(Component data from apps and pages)
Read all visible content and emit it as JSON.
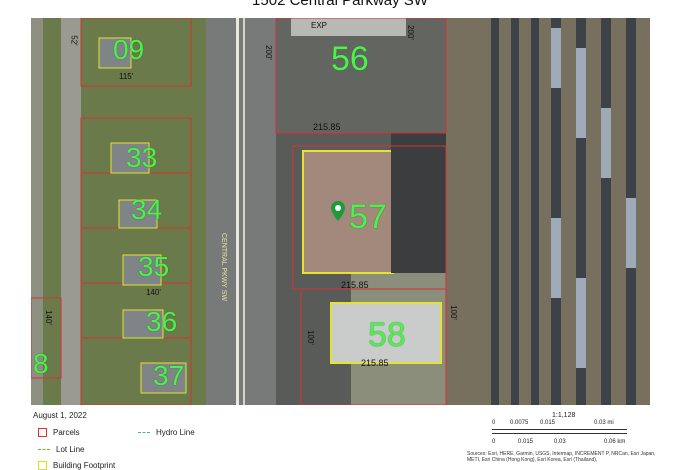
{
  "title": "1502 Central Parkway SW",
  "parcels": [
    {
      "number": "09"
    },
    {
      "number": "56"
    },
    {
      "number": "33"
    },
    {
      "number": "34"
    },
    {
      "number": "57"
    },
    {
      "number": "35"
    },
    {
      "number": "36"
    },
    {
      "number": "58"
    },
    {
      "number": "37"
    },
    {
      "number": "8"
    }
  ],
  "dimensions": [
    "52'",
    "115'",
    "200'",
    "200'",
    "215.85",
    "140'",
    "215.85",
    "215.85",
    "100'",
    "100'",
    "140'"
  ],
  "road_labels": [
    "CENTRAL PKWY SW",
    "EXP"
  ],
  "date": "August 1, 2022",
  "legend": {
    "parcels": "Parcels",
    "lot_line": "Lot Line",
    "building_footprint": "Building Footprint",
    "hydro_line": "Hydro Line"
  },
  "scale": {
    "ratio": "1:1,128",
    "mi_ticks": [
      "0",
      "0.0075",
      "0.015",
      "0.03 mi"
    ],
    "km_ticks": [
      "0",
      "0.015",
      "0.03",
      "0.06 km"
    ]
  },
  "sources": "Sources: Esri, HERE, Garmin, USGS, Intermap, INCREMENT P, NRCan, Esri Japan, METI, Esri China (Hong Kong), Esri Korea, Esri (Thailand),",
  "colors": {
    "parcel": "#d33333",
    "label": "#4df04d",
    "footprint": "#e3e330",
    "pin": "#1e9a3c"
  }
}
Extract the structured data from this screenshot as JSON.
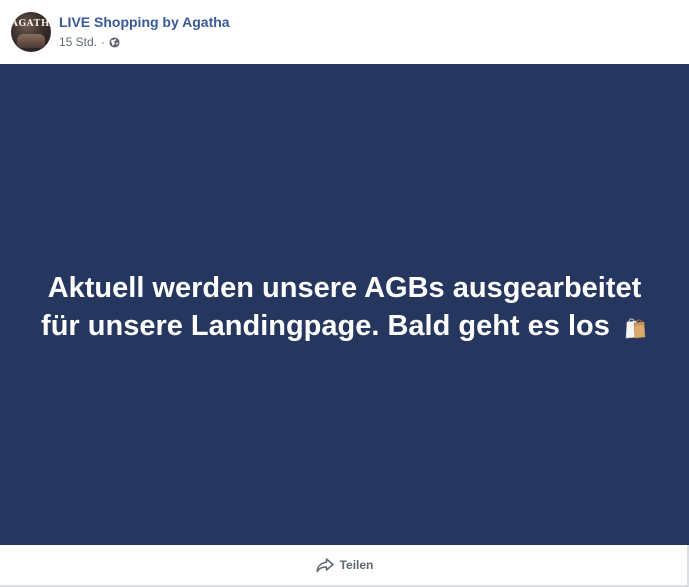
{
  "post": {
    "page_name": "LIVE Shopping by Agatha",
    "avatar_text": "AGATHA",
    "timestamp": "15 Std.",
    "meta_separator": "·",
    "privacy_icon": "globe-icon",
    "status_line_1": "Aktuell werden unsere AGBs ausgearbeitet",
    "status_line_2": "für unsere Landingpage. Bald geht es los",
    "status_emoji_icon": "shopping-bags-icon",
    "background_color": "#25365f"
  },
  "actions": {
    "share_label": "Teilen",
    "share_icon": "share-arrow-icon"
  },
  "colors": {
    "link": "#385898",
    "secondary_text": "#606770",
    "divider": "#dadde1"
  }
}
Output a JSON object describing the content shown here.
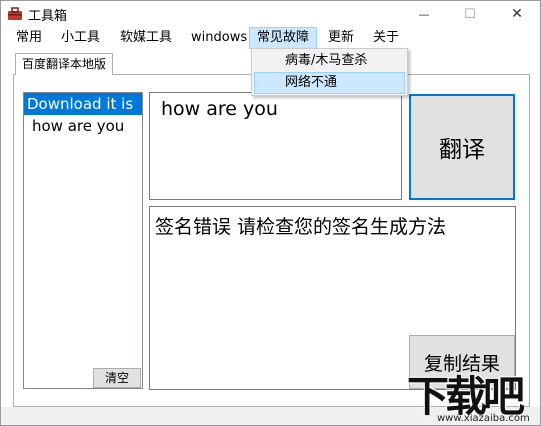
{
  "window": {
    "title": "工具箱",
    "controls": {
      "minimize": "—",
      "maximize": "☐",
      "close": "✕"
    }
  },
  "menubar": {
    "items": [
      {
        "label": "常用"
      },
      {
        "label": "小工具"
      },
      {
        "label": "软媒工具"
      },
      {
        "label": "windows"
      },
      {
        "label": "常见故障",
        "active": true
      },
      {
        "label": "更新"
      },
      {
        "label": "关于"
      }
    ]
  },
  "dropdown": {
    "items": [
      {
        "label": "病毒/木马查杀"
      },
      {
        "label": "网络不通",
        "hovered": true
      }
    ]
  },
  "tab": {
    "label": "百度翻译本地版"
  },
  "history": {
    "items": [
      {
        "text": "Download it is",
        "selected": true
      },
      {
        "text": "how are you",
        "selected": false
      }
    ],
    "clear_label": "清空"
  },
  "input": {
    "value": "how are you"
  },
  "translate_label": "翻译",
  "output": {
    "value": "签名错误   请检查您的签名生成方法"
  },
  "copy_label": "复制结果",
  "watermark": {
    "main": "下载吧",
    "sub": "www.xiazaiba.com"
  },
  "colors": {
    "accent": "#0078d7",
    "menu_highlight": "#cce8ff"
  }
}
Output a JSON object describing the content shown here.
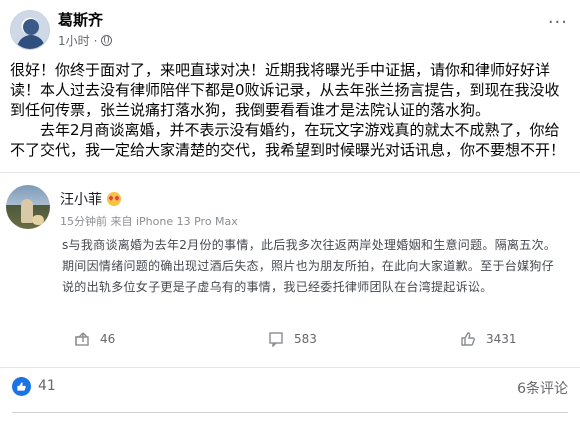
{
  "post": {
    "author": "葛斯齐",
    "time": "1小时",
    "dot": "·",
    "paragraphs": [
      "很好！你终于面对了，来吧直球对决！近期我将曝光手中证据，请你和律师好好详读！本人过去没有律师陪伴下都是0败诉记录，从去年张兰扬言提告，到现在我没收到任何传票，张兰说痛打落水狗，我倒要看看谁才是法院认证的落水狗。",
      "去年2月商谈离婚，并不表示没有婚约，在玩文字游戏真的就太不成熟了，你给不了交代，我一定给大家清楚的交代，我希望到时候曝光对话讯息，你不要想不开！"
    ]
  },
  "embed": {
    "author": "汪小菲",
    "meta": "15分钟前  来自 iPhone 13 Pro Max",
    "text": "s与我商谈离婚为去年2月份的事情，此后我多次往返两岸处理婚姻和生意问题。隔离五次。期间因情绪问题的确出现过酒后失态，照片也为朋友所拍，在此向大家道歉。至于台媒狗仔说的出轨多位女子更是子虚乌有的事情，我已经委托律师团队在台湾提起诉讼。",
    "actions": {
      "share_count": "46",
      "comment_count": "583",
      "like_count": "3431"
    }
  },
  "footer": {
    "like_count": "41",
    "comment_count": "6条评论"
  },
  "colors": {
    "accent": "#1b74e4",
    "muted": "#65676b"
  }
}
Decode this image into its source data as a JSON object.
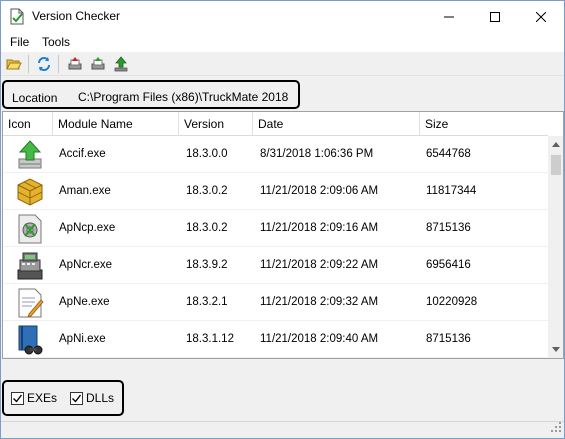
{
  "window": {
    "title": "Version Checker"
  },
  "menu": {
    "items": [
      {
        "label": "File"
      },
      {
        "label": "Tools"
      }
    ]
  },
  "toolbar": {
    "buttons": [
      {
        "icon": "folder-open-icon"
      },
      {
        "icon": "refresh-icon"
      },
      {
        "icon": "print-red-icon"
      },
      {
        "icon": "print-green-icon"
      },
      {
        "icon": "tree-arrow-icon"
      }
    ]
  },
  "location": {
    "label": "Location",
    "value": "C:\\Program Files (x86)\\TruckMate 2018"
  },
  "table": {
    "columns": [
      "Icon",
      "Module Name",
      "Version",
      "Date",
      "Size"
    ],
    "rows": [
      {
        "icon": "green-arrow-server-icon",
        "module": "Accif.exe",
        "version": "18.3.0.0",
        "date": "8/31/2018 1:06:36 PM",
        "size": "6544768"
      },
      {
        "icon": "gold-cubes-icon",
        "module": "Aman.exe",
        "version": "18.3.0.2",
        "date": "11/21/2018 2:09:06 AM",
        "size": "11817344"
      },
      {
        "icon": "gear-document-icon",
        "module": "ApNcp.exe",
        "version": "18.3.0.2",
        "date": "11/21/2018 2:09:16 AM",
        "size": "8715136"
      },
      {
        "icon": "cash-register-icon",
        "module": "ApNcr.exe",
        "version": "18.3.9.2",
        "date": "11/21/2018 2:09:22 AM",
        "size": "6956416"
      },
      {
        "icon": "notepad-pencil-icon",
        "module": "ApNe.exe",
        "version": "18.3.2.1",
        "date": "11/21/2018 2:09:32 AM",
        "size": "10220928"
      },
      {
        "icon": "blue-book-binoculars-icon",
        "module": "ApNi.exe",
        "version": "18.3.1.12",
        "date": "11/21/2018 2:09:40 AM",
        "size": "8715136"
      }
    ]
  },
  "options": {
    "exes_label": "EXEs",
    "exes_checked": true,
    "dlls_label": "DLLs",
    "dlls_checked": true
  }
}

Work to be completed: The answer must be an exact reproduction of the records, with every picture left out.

Exercise result:
Read all visible content and emit it as JSON.
{
  "title": "1502 Central Parkway SW",
  "parcels": [
    {
      "number": "09"
    },
    {
      "number": "56"
    },
    {
      "number": "33"
    },
    {
      "number": "34"
    },
    {
      "number": "57"
    },
    {
      "number": "35"
    },
    {
      "number": "36"
    },
    {
      "number": "58"
    },
    {
      "number": "37"
    },
    {
      "number": "8"
    }
  ],
  "dimensions": [
    "52'",
    "115'",
    "200'",
    "200'",
    "215.85",
    "140'",
    "215.85",
    "215.85",
    "100'",
    "100'",
    "140'"
  ],
  "road_labels": [
    "CENTRAL PKWY SW",
    "EXP"
  ],
  "date": "August 1, 2022",
  "legend": {
    "parcels": "Parcels",
    "lot_line": "Lot Line",
    "building_footprint": "Building Footprint",
    "hydro_line": "Hydro Line"
  },
  "scale": {
    "ratio": "1:1,128",
    "mi_ticks": [
      "0",
      "0.0075",
      "0.015",
      "0.03 mi"
    ],
    "km_ticks": [
      "0",
      "0.015",
      "0.03",
      "0.06 km"
    ]
  },
  "sources": "Sources: Esri, HERE, Garmin, USGS, Intermap, INCREMENT P, NRCan, Esri Japan, METI, Esri China (Hong Kong), Esri Korea, Esri (Thailand),",
  "colors": {
    "parcel": "#d33333",
    "label": "#4df04d",
    "footprint": "#e3e330",
    "pin": "#1e9a3c"
  }
}
Extract the structured data from this screenshot as JSON.
{
  "post": {
    "page_name": "LIVE Shopping by Agatha",
    "avatar_text": "AGATHA",
    "timestamp": "15 Std.",
    "meta_separator": "·",
    "privacy_icon": "globe-icon",
    "status_line_1": "Aktuell werden unsere AGBs ausgearbeitet",
    "status_line_2": "für unsere Landingpage. Bald geht es los",
    "status_emoji_icon": "shopping-bags-icon",
    "background_color": "#25365f"
  },
  "actions": {
    "share_label": "Teilen",
    "share_icon": "share-arrow-icon"
  },
  "colors": {
    "link": "#385898",
    "secondary_text": "#606770",
    "divider": "#dadde1"
  }
}
Output a JSON object describing the content shown here.
{
  "window": {
    "title": "工具箱",
    "controls": {
      "minimize": "—",
      "maximize": "☐",
      "close": "✕"
    }
  },
  "menubar": {
    "items": [
      {
        "label": "常用"
      },
      {
        "label": "小工具"
      },
      {
        "label": "软媒工具"
      },
      {
        "label": "windows"
      },
      {
        "label": "常见故障",
        "active": true
      },
      {
        "label": "更新"
      },
      {
        "label": "关于"
      }
    ]
  },
  "dropdown": {
    "items": [
      {
        "label": "病毒/木马查杀"
      },
      {
        "label": "网络不通",
        "hovered": true
      }
    ]
  },
  "tab": {
    "label": "百度翻译本地版"
  },
  "history": {
    "items": [
      {
        "text": "Download it is",
        "selected": true
      },
      {
        "text": "how are you",
        "selected": false
      }
    ],
    "clear_label": "清空"
  },
  "input": {
    "value": "how are you"
  },
  "translate_label": "翻译",
  "output": {
    "value": "签名错误   请检查您的签名生成方法"
  },
  "copy_label": "复制结果",
  "watermark": {
    "main": "下载吧",
    "sub": "www.xiazaiba.com"
  },
  "colors": {
    "accent": "#0078d7",
    "menu_highlight": "#cce8ff"
  }
}
Output a JSON object describing the content shown here.
{
  "post": {
    "author": "葛斯齐",
    "time": "1小时",
    "dot": "·",
    "paragraphs": [
      "很好！你终于面对了，来吧直球对决！近期我将曝光手中证据，请你和律师好好详读！本人过去没有律师陪伴下都是0败诉记录，从去年张兰扬言提告，到现在我没收到任何传票，张兰说痛打落水狗，我倒要看看谁才是法院认证的落水狗。",
      "去年2月商谈离婚，并不表示没有婚约，在玩文字游戏真的就太不成熟了，你给不了交代，我一定给大家清楚的交代，我希望到时候曝光对话讯息，你不要想不开！"
    ]
  },
  "embed": {
    "author": "汪小菲",
    "meta": "15分钟前  来自 iPhone 13 Pro Max",
    "text": "s与我商谈离婚为去年2月份的事情，此后我多次往返两岸处理婚姻和生意问题。隔离五次。期间因情绪问题的确出现过酒后失态，照片也为朋友所拍，在此向大家道歉。至于台媒狗仔说的出轨多位女子更是子虚乌有的事情，我已经委托律师团队在台湾提起诉讼。",
    "actions": {
      "share_count": "46",
      "comment_count": "583",
      "like_count": "3431"
    }
  },
  "footer": {
    "like_count": "41",
    "comment_count": "6条评论"
  },
  "colors": {
    "accent": "#1b74e4",
    "muted": "#65676b"
  }
}
Decode this image into its source data as a JSON object.
{
  "window": {
    "title": "Version Checker"
  },
  "menu": {
    "items": [
      {
        "label": "File"
      },
      {
        "label": "Tools"
      }
    ]
  },
  "toolbar": {
    "buttons": [
      {
        "icon": "folder-open-icon"
      },
      {
        "icon": "refresh-icon"
      },
      {
        "icon": "print-red-icon"
      },
      {
        "icon": "print-green-icon"
      },
      {
        "icon": "tree-arrow-icon"
      }
    ]
  },
  "location": {
    "label": "Location",
    "value": "C:\\Program Files (x86)\\TruckMate 2018"
  },
  "table": {
    "columns": [
      "Icon",
      "Module Name",
      "Version",
      "Date",
      "Size"
    ],
    "rows": [
      {
        "icon": "green-arrow-server-icon",
        "module": "Accif.exe",
        "version": "18.3.0.0",
        "date": "8/31/2018 1:06:36 PM",
        "size": "6544768"
      },
      {
        "icon": "gold-cubes-icon",
        "module": "Aman.exe",
        "version": "18.3.0.2",
        "date": "11/21/2018 2:09:06 AM",
        "size": "11817344"
      },
      {
        "icon": "gear-document-icon",
        "module": "ApNcp.exe",
        "version": "18.3.0.2",
        "date": "11/21/2018 2:09:16 AM",
        "size": "8715136"
      },
      {
        "icon": "cash-register-icon",
        "module": "ApNcr.exe",
        "version": "18.3.9.2",
        "date": "11/21/2018 2:09:22 AM",
        "size": "6956416"
      },
      {
        "icon": "notepad-pencil-icon",
        "module": "ApNe.exe",
        "version": "18.3.2.1",
        "date": "11/21/2018 2:09:32 AM",
        "size": "10220928"
      },
      {
        "icon": "blue-book-binoculars-icon",
        "module": "ApNi.exe",
        "version": "18.3.1.12",
        "date": "11/21/2018 2:09:40 AM",
        "size": "8715136"
      }
    ]
  },
  "options": {
    "exes_label": "EXEs",
    "exes_checked": true,
    "dlls_label": "DLLs",
    "dlls_checked": true
  }
}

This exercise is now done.